Summary: Novell loses several more contracts, some of which are worth millions
GOOGLE has struck a landmark deal with Sydney’s Macquarie University to provide staff members with its free, web-based offering, Gmail, a move that reaps millions of dollars in savings.
From ZDNet Australia:
Macquarie University has revealed plans to ditch its “inferior” Novell GroupWise staff email platform and replace it with Google’s Gmail offering, following an earlier successful roll-out among students.
Novell is shaken by the above and it has formally responded through ITWire (AU):
Announcements were made a couple of days ago that Macquarie University was discarding its corporate GroupWise email infrastructure in favour of one provided by Google’s Gmail.
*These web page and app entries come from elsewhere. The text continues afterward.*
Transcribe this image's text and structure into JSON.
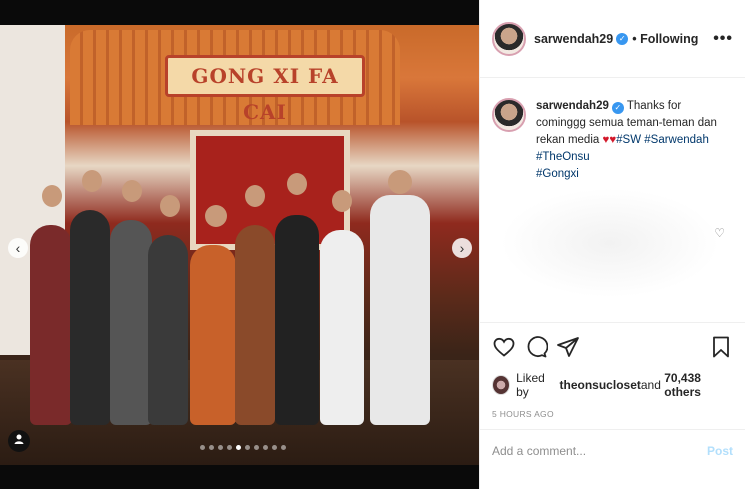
{
  "photo": {
    "sign_text": "GONG XI FA CAI",
    "nav_prev": "‹",
    "nav_next": "›",
    "carousel_count": 10,
    "carousel_active": 4
  },
  "header": {
    "username": "sarwendah29",
    "following_label": "• Following",
    "more_label": "•••"
  },
  "caption": {
    "username": "sarwendah29",
    "line1": " Thanks for cominggg semua teman-teman dan rekan media ",
    "hearts": "♥♥",
    "hashtags": [
      "#SW",
      "#Sarwendah",
      "#TheOnsu",
      "#Gongxi"
    ]
  },
  "engagement": {
    "liked_prefix": "Liked by ",
    "liked_user": "theonsucloset",
    "liked_mid": " and ",
    "liked_count": "70,438 others",
    "timestamp": "5 HOURS AGO"
  },
  "comment_box": {
    "placeholder": "Add a comment...",
    "post_label": "Post"
  },
  "colors": {
    "link": "#00376b",
    "verified": "#3897f0",
    "post_disabled": "#b2dffc"
  }
}
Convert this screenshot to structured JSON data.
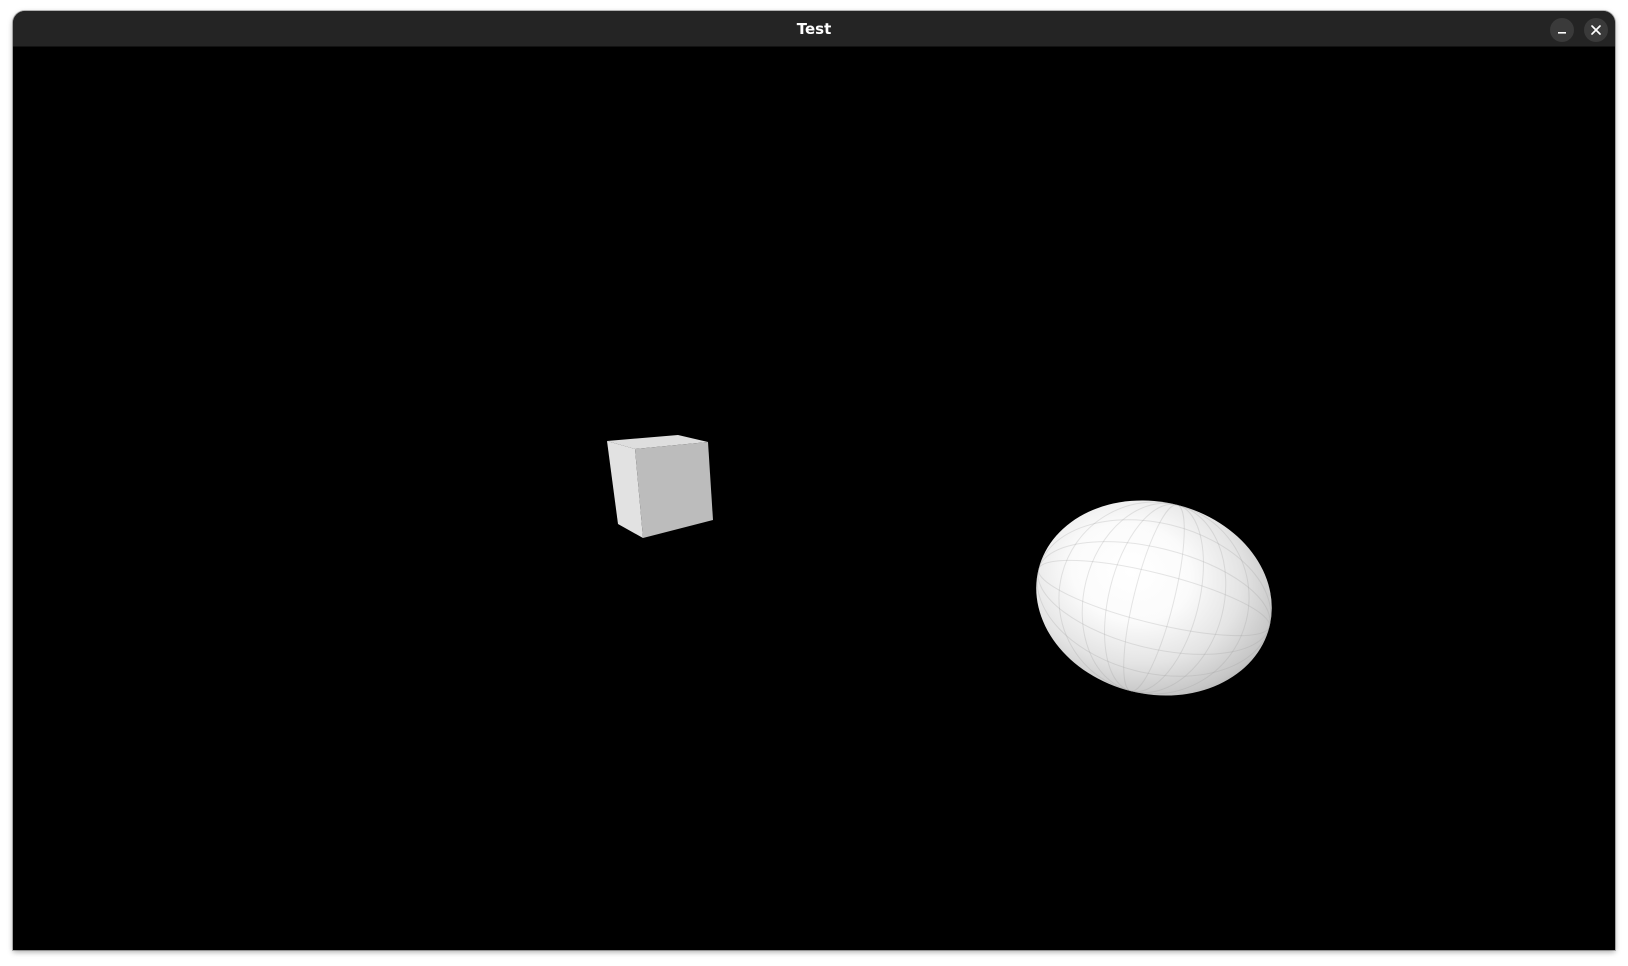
{
  "window": {
    "title": "Test",
    "controls": {
      "minimize_icon": "minimize-icon",
      "close_icon": "close-icon"
    }
  },
  "scene": {
    "background": "#000000",
    "objects": [
      {
        "name": "cube",
        "color": "#bdbdbd"
      },
      {
        "name": "ellipsoid",
        "color": "#e6e6e6"
      }
    ]
  }
}
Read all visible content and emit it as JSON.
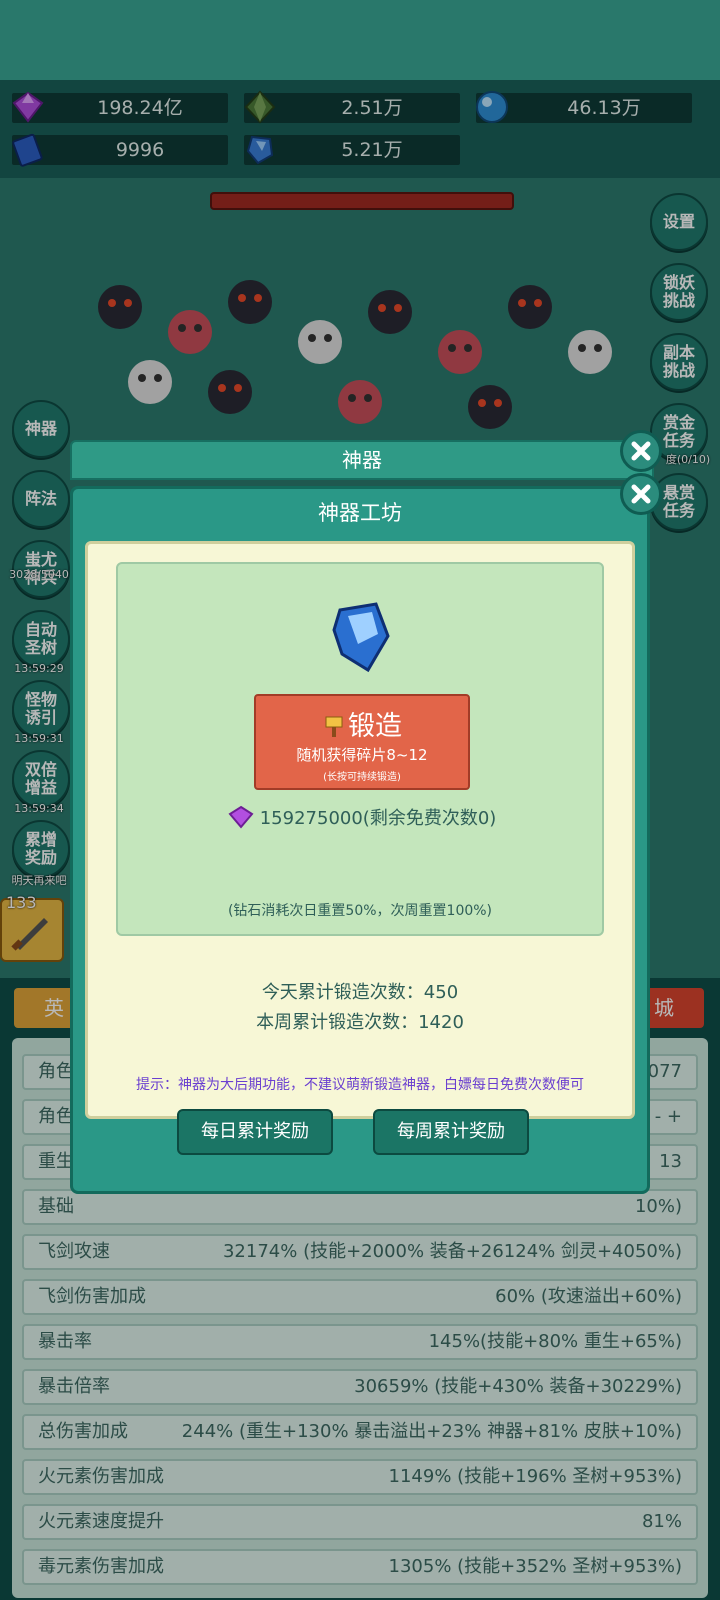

Novell responds to the reasons offered for the change.
Replacing the GWAVA email filtering components on Sunsweet’s Novell GroupWise collaboration server, Sendio reduced system load over 93% by eliminating all of the 33,500 average daily “junk” email messages that bombarded the company. In addition, the Sendio solution allows the Sunsweet IT department to save over three man-days per month that were previously required to manually maintain the email filtering software.
What a bad week for Novell. Novell’s loss in Los Angeles was also mentioned in The Register yesterday. 30,000 seats are being lost.
That emerging market leaves big on-premise email providers like Microsoft and Novell fending off threats from the likes of IBM, Google, and a handful of smaller players.
High profile wins for Google include transferring the city of Los Angles’ 30,000 employees from Novell communications systems to Google Apps.
According to this new press release, a tool was created to assist migration away from GroupWise, which is one of Novell’s big sources of revenue (mostly proprietary).
Transend Migrator for IBM Lotus Foundations includes powerful “batch templates” which allow new Lotus Foundations customers to migrate mailboxes from competitive products (like Microsoft Exchange/Outlook or Novell GroupWise) to Lotus Foundations, quickly and reliably.
This new blog post claims that Novell “has retained its user base” in mail. However, based on what we see in the news, Novell’s user base keeps shrinking, not growing or staying steady. Evidence will be required to show that Novell “has retained its user base”:
Novell, the third largest market participant, has retained its user base but has not seen significant growth. A handful of open-source vendors and smaller providers offer an alternative to the Exchange and Lotus platforms, but they have a small market presence.
Novell’s woes continued last year. In addition to being mired in litigation over the UNIX operating system, its earnings faltered also. Then, in November, the Linux vendor announced it was cutting 100 to 130 of its 3,900 jobs and that it was also suspending contributions to employees’ 401K pension plans. Earlier in the year, back in March, Novell laid off 100 employees as well.
Novell is at number two for notable technology layoffs, according to CRN. Not good.
“Last year, Ximian’s Miguel de Icaza had the audacity to publicly say that “Gentoo is eternally broken.””To make matters worse, Ximian’s Friedman left Novell last week [1, 2, 3, 4]. Last year, Ximian’s Miguel de Icaza had the audacity to publicly say that “Gentoo is eternally broken.” Well, based on the facts as we have them, “Novell is eternally broken,” not Gentoo. Just to be clear, Miguel de Icaza makes other such remarks to belittle GNU/Linux and he echoes the Microsoft lies about the market share of GNU/Linux on the desktop. That Microsoft MVP award which he received last week [1, 2] is a perfect fit. If/when Novell goes bankrupt/sold [1, 2, 3], Microsoft can probably squeeze him in for a job. He can 'pull an O'Kelly'.
To finish this post on a positive note, here is a decent new article about the success of GNU/Linux on the desktop:
Desktop Linux Market Share Will Rise, Thanks to Microsoft
Yes, Microsoft was happy to let China pirate Windows in order to get them “addicted” to it. A decade later just as Bill Gates said, they are in the business of collecting from the very junkies they created. One has to wonder what China would be using, had Microsoft not allowed this to happen. Exactly ten years since Bill Gates’ speech, Microsoft stepped up anti-piracy campaigns in China.
Microsoft is searching for ways to make people pay for Windows (and rightly so) but the harder they make it and the more they lock the system down, the more attractive other options become.
In August last year, four Chinese people were fined and sentenced to 3.5 years jail for distributing a pirated version of Windows XP, called Tomato Garden.
“The case served as a warning to anyone thinking about knocking off Windows 7, a new-generation Windows operating system.”
Microsoft allowed the Chinese to pirate previous versions of Windows, but now with Windows 7 out it’s finally time to collect. This court case did serve as a timely reminder of the consequences of piracy, but will it have the desired effect that Microsoft is seeking?